:: INSTRUCTIONS FOR THE TASK ::
From the first line to the last, repeat the data below exactly.

---------- PROVIDED INFORMATION

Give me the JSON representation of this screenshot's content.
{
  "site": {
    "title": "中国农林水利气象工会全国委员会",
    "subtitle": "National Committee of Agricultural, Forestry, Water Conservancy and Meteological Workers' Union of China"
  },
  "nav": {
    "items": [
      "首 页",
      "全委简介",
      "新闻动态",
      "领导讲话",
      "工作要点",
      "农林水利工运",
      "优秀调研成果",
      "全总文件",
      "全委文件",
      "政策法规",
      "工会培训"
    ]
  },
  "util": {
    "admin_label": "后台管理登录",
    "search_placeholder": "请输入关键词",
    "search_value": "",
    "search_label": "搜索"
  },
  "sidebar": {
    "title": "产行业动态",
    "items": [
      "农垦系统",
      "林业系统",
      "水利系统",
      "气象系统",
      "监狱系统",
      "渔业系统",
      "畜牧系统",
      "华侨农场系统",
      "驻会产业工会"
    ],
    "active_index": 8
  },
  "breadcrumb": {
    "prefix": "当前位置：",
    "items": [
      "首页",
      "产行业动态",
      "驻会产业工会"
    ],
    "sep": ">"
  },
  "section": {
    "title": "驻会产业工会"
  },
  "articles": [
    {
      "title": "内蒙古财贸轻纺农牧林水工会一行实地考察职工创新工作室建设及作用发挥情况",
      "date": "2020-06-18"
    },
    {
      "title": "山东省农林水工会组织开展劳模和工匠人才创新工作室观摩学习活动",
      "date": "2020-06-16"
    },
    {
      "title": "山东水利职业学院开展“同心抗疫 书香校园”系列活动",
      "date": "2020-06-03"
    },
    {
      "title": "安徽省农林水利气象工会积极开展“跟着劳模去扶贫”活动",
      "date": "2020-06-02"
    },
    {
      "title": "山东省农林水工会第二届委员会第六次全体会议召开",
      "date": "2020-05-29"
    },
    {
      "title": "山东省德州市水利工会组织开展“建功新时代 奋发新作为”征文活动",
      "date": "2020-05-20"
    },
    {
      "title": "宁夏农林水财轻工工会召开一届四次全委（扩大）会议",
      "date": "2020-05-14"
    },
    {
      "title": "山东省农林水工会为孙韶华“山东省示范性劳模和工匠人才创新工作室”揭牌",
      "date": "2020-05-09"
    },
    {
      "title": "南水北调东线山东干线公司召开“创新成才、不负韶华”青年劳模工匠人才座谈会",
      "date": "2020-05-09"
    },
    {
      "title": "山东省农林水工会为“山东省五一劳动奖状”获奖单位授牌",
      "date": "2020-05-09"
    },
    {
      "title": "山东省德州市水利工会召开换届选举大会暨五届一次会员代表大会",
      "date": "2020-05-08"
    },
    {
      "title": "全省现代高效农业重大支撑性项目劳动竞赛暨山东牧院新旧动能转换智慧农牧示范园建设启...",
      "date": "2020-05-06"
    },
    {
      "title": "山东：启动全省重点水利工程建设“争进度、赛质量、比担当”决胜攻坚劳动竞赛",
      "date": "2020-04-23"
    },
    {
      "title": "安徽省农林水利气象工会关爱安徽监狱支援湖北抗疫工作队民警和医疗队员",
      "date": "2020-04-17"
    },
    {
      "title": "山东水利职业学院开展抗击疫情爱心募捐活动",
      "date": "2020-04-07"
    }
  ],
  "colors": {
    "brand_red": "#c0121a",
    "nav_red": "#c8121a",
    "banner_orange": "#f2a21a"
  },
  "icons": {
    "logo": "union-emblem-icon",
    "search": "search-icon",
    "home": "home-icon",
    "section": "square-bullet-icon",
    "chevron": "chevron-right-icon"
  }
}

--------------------

:: WRITTEN ANSWER ::
Give me the JSON representation of this screenshot's content.
{
  "site": {
    "title": "中国农林水利气象工会全国委员会",
    "subtitle": "National Committee of Agricultural, Forestry, Water Conservancy and Meteological Workers' Union of China"
  },
  "nav": {
    "items": [
      "首 页",
      "全委简介",
      "新闻动态",
      "领导讲话",
      "工作要点",
      "农林水利工运",
      "优秀调研成果",
      "全总文件",
      "全委文件",
      "政策法规",
      "工会培训"
    ]
  },
  "util": {
    "admin_label": "后台管理登录",
    "search_placeholder": "请输入关键词",
    "search_value": "",
    "search_label": "搜索"
  },
  "sidebar": {
    "title": "产行业动态",
    "items": [
      "农垦系统",
      "林业系统",
      "水利系统",
      "气象系统",
      "监狱系统",
      "渔业系统",
      "畜牧系统",
      "华侨农场系统",
      "驻会产业工会"
    ],
    "active_index": 8
  },
  "breadcrumb": {
    "prefix": "当前位置：",
    "items": [
      "首页",
      "产行业动态",
      "驻会产业工会"
    ],
    "sep": ">"
  },
  "section": {
    "title": "驻会产业工会"
  },
  "articles": [
    {
      "title": "内蒙古财贸轻纺农牧林水工会一行实地考察职工创新工作室建设及作用发挥情况",
      "date": "2020-06-18"
    },
    {
      "title": "山东省农林水工会组织开展劳模和工匠人才创新工作室观摩学习活动",
      "date": "2020-06-16"
    },
    {
      "title": "山东水利职业学院开展“同心抗疫 书香校园”系列活动",
      "date": "2020-06-03"
    },
    {
      "title": "安徽省农林水利气象工会积极开展“跟着劳模去扶贫”活动",
      "date": "2020-06-02"
    },
    {
      "title": "山东省农林水工会第二届委员会第六次全体会议召开",
      "date": "2020-05-29"
    },
    {
      "title": "山东省德州市水利工会组织开展“建功新时代 奋发新作为”征文活动",
      "date": "2020-05-20"
    },
    {
      "title": "宁夏农林水财轻工工会召开一届四次全委（扩大）会议",
      "date": "2020-05-14"
    },
    {
      "title": "山东省农林水工会为孙韶华“山东省示范性劳模和工匠人才创新工作室”揭牌",
      "date": "2020-05-09"
    },
    {
      "title": "南水北调东线山东干线公司召开“创新成才、不负韶华”青年劳模工匠人才座谈会",
      "date": "2020-05-09"
    },
    {
      "title": "山东省农林水工会为“山东省五一劳动奖状”获奖单位授牌",
      "date": "2020-05-09"
    },
    {
      "title": "山东省德州市水利工会召开换届选举大会暨五届一次会员代表大会",
      "date": "2020-05-08"
    },
    {
      "title": "全省现代高效农业重大支撑性项目劳动竞赛暨山东牧院新旧动能转换智慧农牧示范园建设启...",
      "date": "2020-05-06"
    },
    {
      "title": "山东：启动全省重点水利工程建设“争进度、赛质量、比担当”决胜攻坚劳动竞赛",
      "date": "2020-04-23"
    },
    {
      "title": "安徽省农林水利气象工会关爱安徽监狱支援湖北抗疫工作队民警和医疗队员",
      "date": "2020-04-17"
    },
    {
      "title": "山东水利职业学院开展抗击疫情爱心募捐活动",
      "date": "2020-04-07"
    }
  ],
  "colors": {
    "brand_red": "#c0121a",
    "nav_red": "#c8121a",
    "banner_orange": "#f2a21a"
  },
  "icons": {
    "logo": "union-emblem-icon",
    "search": "search-icon",
    "home": "home-icon",
    "section": "square-bullet-icon",
    "chevron": "chevron-right-icon"
  }
}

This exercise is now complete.